- **WHAT THE TASK ASKS**:
When you copy the data, keep every word exactly as it is and leave the pictures out.

Items listed in a dataset
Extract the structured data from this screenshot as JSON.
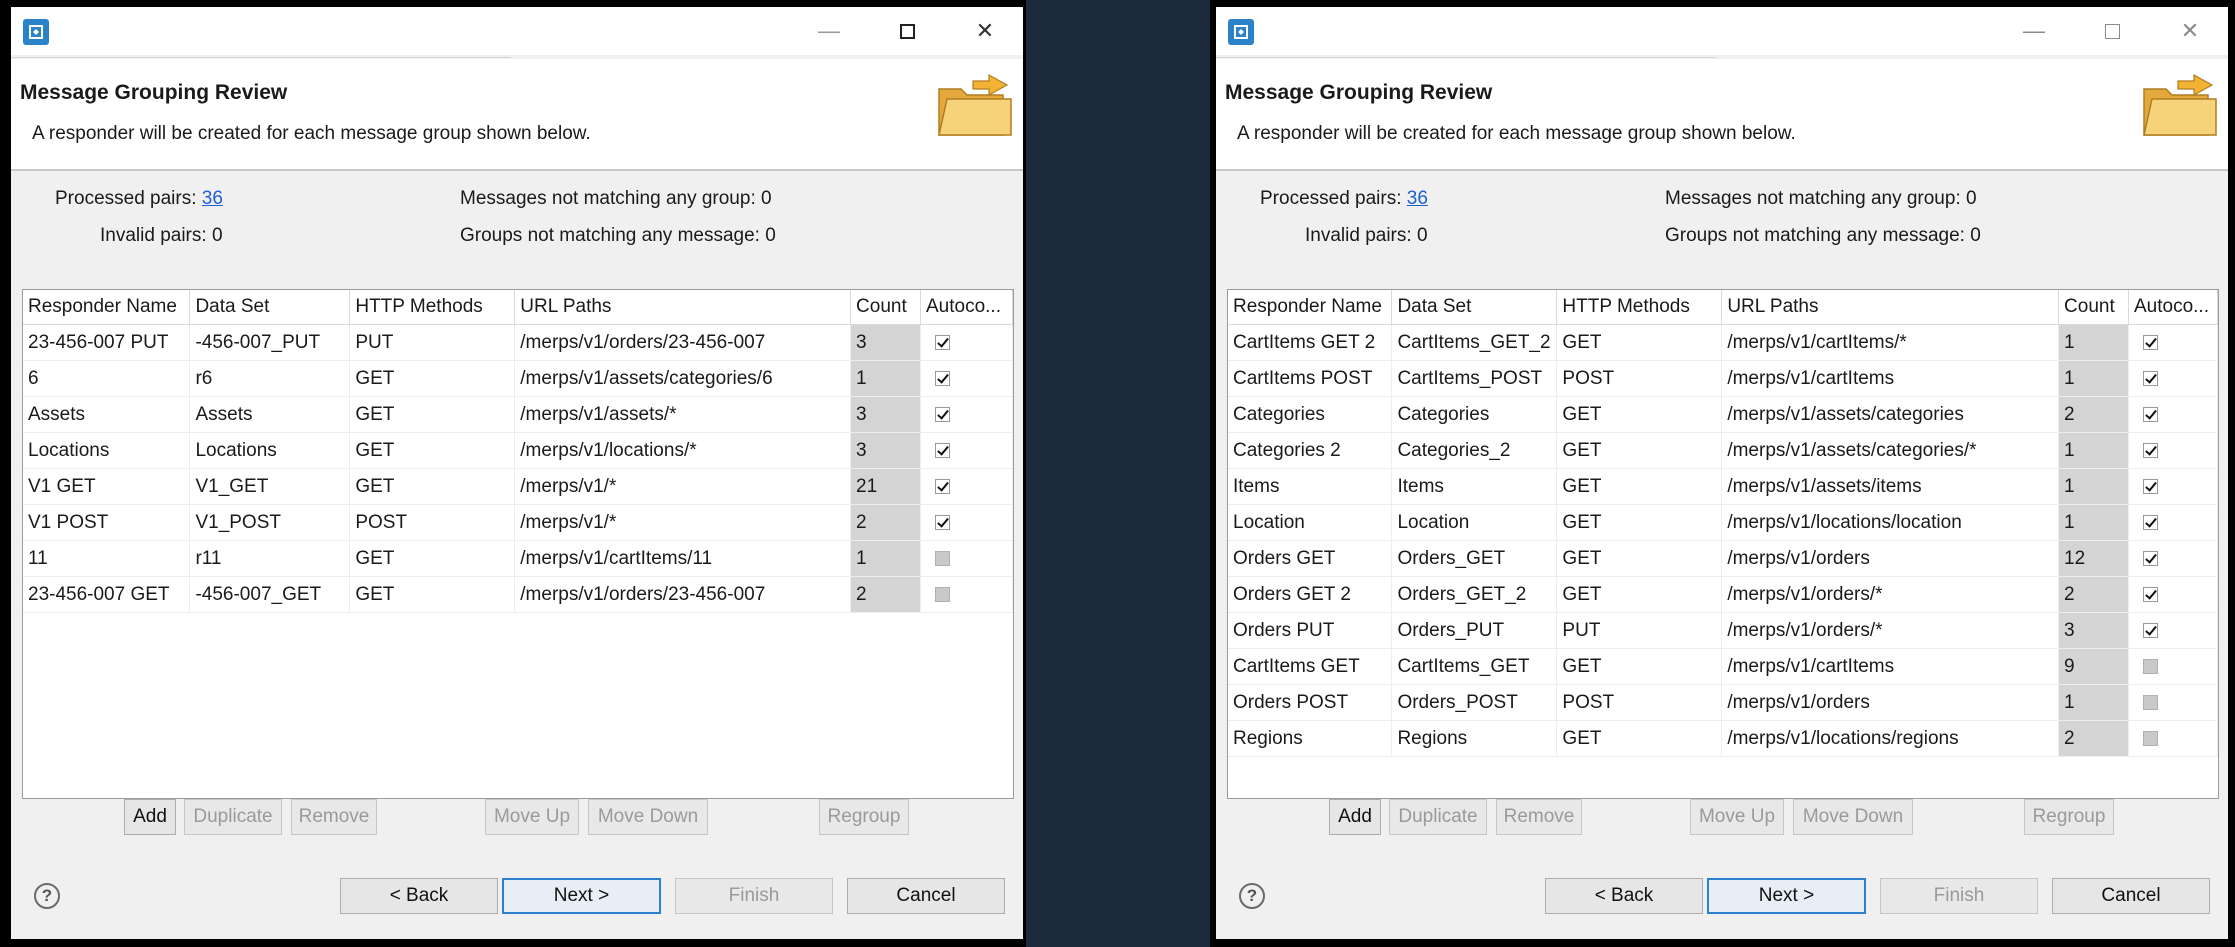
{
  "left": {
    "window": {
      "minimize": "—",
      "close": "✕"
    },
    "header": {
      "title": "Message Grouping Review",
      "description": "A responder will be created for each message group shown below."
    },
    "stats": {
      "processed_label": "Processed pairs:",
      "processed_value": "36",
      "invalid_label": "Invalid pairs:",
      "invalid_value": "0",
      "not_matching_group": "Messages not matching any group: 0",
      "not_matching_message": "Groups not matching any message: 0"
    },
    "table": {
      "columns": [
        "Responder Name",
        "Data Set",
        "HTTP Methods",
        "URL Paths",
        "Count",
        "Autoco..."
      ],
      "rows": [
        {
          "name": "23-456-007 PUT",
          "dataset": "-456-007_PUT",
          "method": "PUT",
          "url": "/merps/v1/orders/23-456-007",
          "count": "3",
          "auto": true
        },
        {
          "name": "6",
          "dataset": "r6",
          "method": "GET",
          "url": "/merps/v1/assets/categories/6",
          "count": "1",
          "auto": true
        },
        {
          "name": "Assets",
          "dataset": "Assets",
          "method": "GET",
          "url": "/merps/v1/assets/*",
          "count": "3",
          "auto": true
        },
        {
          "name": "Locations",
          "dataset": "Locations",
          "method": "GET",
          "url": "/merps/v1/locations/*",
          "count": "3",
          "auto": true
        },
        {
          "name": "V1 GET",
          "dataset": "V1_GET",
          "method": "GET",
          "url": "/merps/v1/*",
          "count": "21",
          "auto": true
        },
        {
          "name": "V1 POST",
          "dataset": "V1_POST",
          "method": "POST",
          "url": "/merps/v1/*",
          "count": "2",
          "auto": true
        },
        {
          "name": "11",
          "dataset": "r11",
          "method": "GET",
          "url": "/merps/v1/cartItems/11",
          "count": "1",
          "auto": false
        },
        {
          "name": "23-456-007 GET",
          "dataset": "-456-007_GET",
          "method": "GET",
          "url": "/merps/v1/orders/23-456-007",
          "count": "2",
          "auto": false
        }
      ]
    },
    "buttons": {
      "add": "Add",
      "duplicate": "Duplicate",
      "remove": "Remove",
      "move_up": "Move Up",
      "move_down": "Move Down",
      "regroup": "Regroup",
      "back": "< Back",
      "next": "Next >",
      "finish": "Finish",
      "cancel": "Cancel",
      "help": "?"
    }
  },
  "right": {
    "window": {
      "minimize": "—",
      "close": "✕"
    },
    "header": {
      "title": "Message Grouping Review",
      "description": "A responder will be created for each message group shown below."
    },
    "stats": {
      "processed_label": "Processed pairs:",
      "processed_value": "36",
      "invalid_label": "Invalid pairs:",
      "invalid_value": "0",
      "not_matching_group": "Messages not matching any group: 0",
      "not_matching_message": "Groups not matching any message: 0"
    },
    "table": {
      "columns": [
        "Responder Name",
        "Data Set",
        "HTTP Methods",
        "URL Paths",
        "Count",
        "Autoco..."
      ],
      "rows": [
        {
          "name": "CartItems GET 2",
          "dataset": "CartItems_GET_2",
          "method": "GET",
          "url": "/merps/v1/cartItems/*",
          "count": "1",
          "auto": true
        },
        {
          "name": "CartItems POST",
          "dataset": "CartItems_POST",
          "method": "POST",
          "url": "/merps/v1/cartItems",
          "count": "1",
          "auto": true
        },
        {
          "name": "Categories",
          "dataset": "Categories",
          "method": "GET",
          "url": "/merps/v1/assets/categories",
          "count": "2",
          "auto": true
        },
        {
          "name": "Categories 2",
          "dataset": "Categories_2",
          "method": "GET",
          "url": "/merps/v1/assets/categories/*",
          "count": "1",
          "auto": true
        },
        {
          "name": "Items",
          "dataset": "Items",
          "method": "GET",
          "url": "/merps/v1/assets/items",
          "count": "1",
          "auto": true
        },
        {
          "name": "Location",
          "dataset": "Location",
          "method": "GET",
          "url": "/merps/v1/locations/location",
          "count": "1",
          "auto": true
        },
        {
          "name": "Orders GET",
          "dataset": "Orders_GET",
          "method": "GET",
          "url": "/merps/v1/orders",
          "count": "12",
          "auto": true
        },
        {
          "name": "Orders GET 2",
          "dataset": "Orders_GET_2",
          "method": "GET",
          "url": "/merps/v1/orders/*",
          "count": "2",
          "auto": true
        },
        {
          "name": "Orders PUT",
          "dataset": "Orders_PUT",
          "method": "PUT",
          "url": "/merps/v1/orders/*",
          "count": "3",
          "auto": true
        },
        {
          "name": "CartItems GET",
          "dataset": "CartItems_GET",
          "method": "GET",
          "url": "/merps/v1/cartItems",
          "count": "9",
          "auto": false
        },
        {
          "name": "Orders POST",
          "dataset": "Orders_POST",
          "method": "POST",
          "url": "/merps/v1/orders",
          "count": "1",
          "auto": false
        },
        {
          "name": "Regions",
          "dataset": "Regions",
          "method": "GET",
          "url": "/merps/v1/locations/regions",
          "count": "2",
          "auto": false
        }
      ]
    },
    "buttons": {
      "add": "Add",
      "duplicate": "Duplicate",
      "remove": "Remove",
      "move_up": "Move Up",
      "move_down": "Move Down",
      "regroup": "Regroup",
      "back": "< Back",
      "next": "Next >",
      "finish": "Finish",
      "cancel": "Cancel",
      "help": "?"
    }
  }
}
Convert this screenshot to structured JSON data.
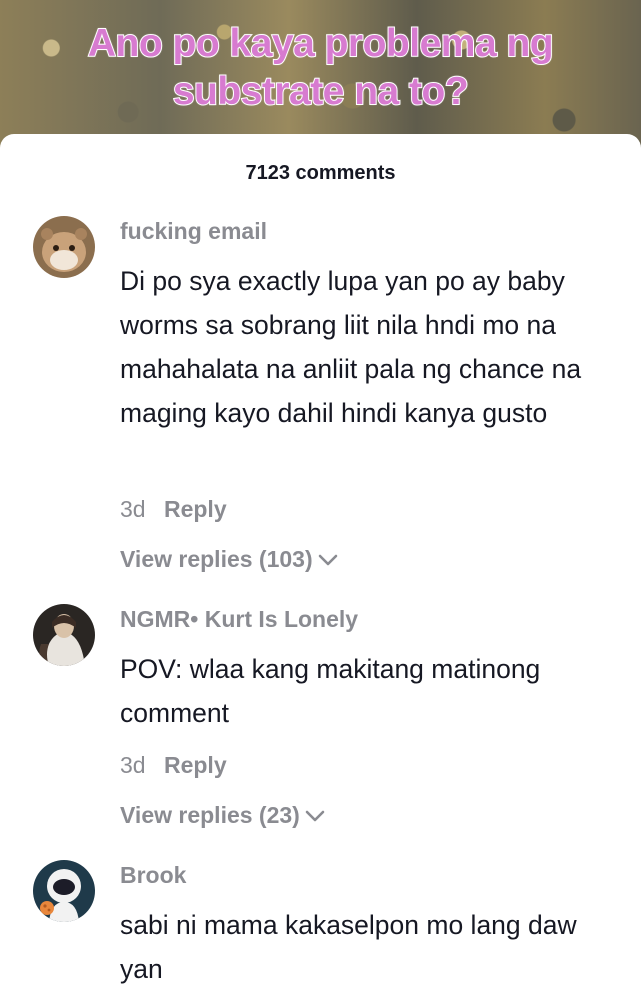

- **ANSWER TO THIS EXERCISE**:
Extract the structured data from this screenshot as JSON.
{
  "left": {
    "window": {
      "minimize": "—",
      "close": "✕"
    },
    "header": {
      "title": "Message Grouping Review",
      "description": "A responder will be created for each message group shown below."
    },
    "stats": {
      "processed_label": "Processed pairs:",
      "processed_value": "36",
      "invalid_label": "Invalid pairs:",
      "invalid_value": "0",
      "not_matching_group": "Messages not matching any group: 0",
      "not_matching_message": "Groups not matching any message: 0"
    },
    "table": {
      "columns": [
        "Responder Name",
        "Data Set",
        "HTTP Methods",
        "URL Paths",
        "Count",
        "Autoco..."
      ],
      "rows": [
        {
          "name": "23-456-007 PUT",
          "dataset": "-456-007_PUT",
          "method": "PUT",
          "url": "/merps/v1/orders/23-456-007",
          "count": "3",
          "auto": true
        },
        {
          "name": "6",
          "dataset": "r6",
          "method": "GET",
          "url": "/merps/v1/assets/categories/6",
          "count": "1",
          "auto": true
        },
        {
          "name": "Assets",
          "dataset": "Assets",
          "method": "GET",
          "url": "/merps/v1/assets/*",
          "count": "3",
          "auto": true
        },
        {
          "name": "Locations",
          "dataset": "Locations",
          "method": "GET",
          "url": "/merps/v1/locations/*",
          "count": "3",
          "auto": true
        },
        {
          "name": "V1 GET",
          "dataset": "V1_GET",
          "method": "GET",
          "url": "/merps/v1/*",
          "count": "21",
          "auto": true
        },
        {
          "name": "V1 POST",
          "dataset": "V1_POST",
          "method": "POST",
          "url": "/merps/v1/*",
          "count": "2",
          "auto": true
        },
        {
          "name": "11",
          "dataset": "r11",
          "method": "GET",
          "url": "/merps/v1/cartItems/11",
          "count": "1",
          "auto": false
        },
        {
          "name": "23-456-007 GET",
          "dataset": "-456-007_GET",
          "method": "GET",
          "url": "/merps/v1/orders/23-456-007",
          "count": "2",
          "auto": false
        }
      ]
    },
    "buttons": {
      "add": "Add",
      "duplicate": "Duplicate",
      "remove": "Remove",
      "move_up": "Move Up",
      "move_down": "Move Down",
      "regroup": "Regroup",
      "back": "< Back",
      "next": "Next >",
      "finish": "Finish",
      "cancel": "Cancel",
      "help": "?"
    }
  },
  "right": {
    "window": {
      "minimize": "—",
      "close": "✕"
    },
    "header": {
      "title": "Message Grouping Review",
      "description": "A responder will be created for each message group shown below."
    },
    "stats": {
      "processed_label": "Processed pairs:",
      "processed_value": "36",
      "invalid_label": "Invalid pairs:",
      "invalid_value": "0",
      "not_matching_group": "Messages not matching any group: 0",
      "not_matching_message": "Groups not matching any message: 0"
    },
    "table": {
      "columns": [
        "Responder Name",
        "Data Set",
        "HTTP Methods",
        "URL Paths",
        "Count",
        "Autoco..."
      ],
      "rows": [
        {
          "name": "CartItems GET 2",
          "dataset": "CartItems_GET_2",
          "method": "GET",
          "url": "/merps/v1/cartItems/*",
          "count": "1",
          "auto": true
        },
        {
          "name": "CartItems POST",
          "dataset": "CartItems_POST",
          "method": "POST",
          "url": "/merps/v1/cartItems",
          "count": "1",
          "auto": true
        },
        {
          "name": "Categories",
          "dataset": "Categories",
          "method": "GET",
          "url": "/merps/v1/assets/categories",
          "count": "2",
          "auto": true
        },
        {
          "name": "Categories 2",
          "dataset": "Categories_2",
          "method": "GET",
          "url": "/merps/v1/assets/categories/*",
          "count": "1",
          "auto": true
        },
        {
          "name": "Items",
          "dataset": "Items",
          "method": "GET",
          "url": "/merps/v1/assets/items",
          "count": "1",
          "auto": true
        },
        {
          "name": "Location",
          "dataset": "Location",
          "method": "GET",
          "url": "/merps/v1/locations/location",
          "count": "1",
          "auto": true
        },
        {
          "name": "Orders GET",
          "dataset": "Orders_GET",
          "method": "GET",
          "url": "/merps/v1/orders",
          "count": "12",
          "auto": true
        },
        {
          "name": "Orders GET 2",
          "dataset": "Orders_GET_2",
          "method": "GET",
          "url": "/merps/v1/orders/*",
          "count": "2",
          "auto": true
        },
        {
          "name": "Orders PUT",
          "dataset": "Orders_PUT",
          "method": "PUT",
          "url": "/merps/v1/orders/*",
          "count": "3",
          "auto": true
        },
        {
          "name": "CartItems GET",
          "dataset": "CartItems_GET",
          "method": "GET",
          "url": "/merps/v1/cartItems",
          "count": "9",
          "auto": false
        },
        {
          "name": "Orders POST",
          "dataset": "Orders_POST",
          "method": "POST",
          "url": "/merps/v1/orders",
          "count": "1",
          "auto": false
        },
        {
          "name": "Regions",
          "dataset": "Regions",
          "method": "GET",
          "url": "/merps/v1/locations/regions",
          "count": "2",
          "auto": false
        }
      ]
    },
    "buttons": {
      "add": "Add",
      "duplicate": "Duplicate",
      "remove": "Remove",
      "move_up": "Move Up",
      "move_down": "Move Down",
      "regroup": "Regroup",
      "back": "< Back",
      "next": "Next >",
      "finish": "Finish",
      "cancel": "Cancel",
      "help": "?"
    }
  }
}
Convert this screenshot to structured JSON data.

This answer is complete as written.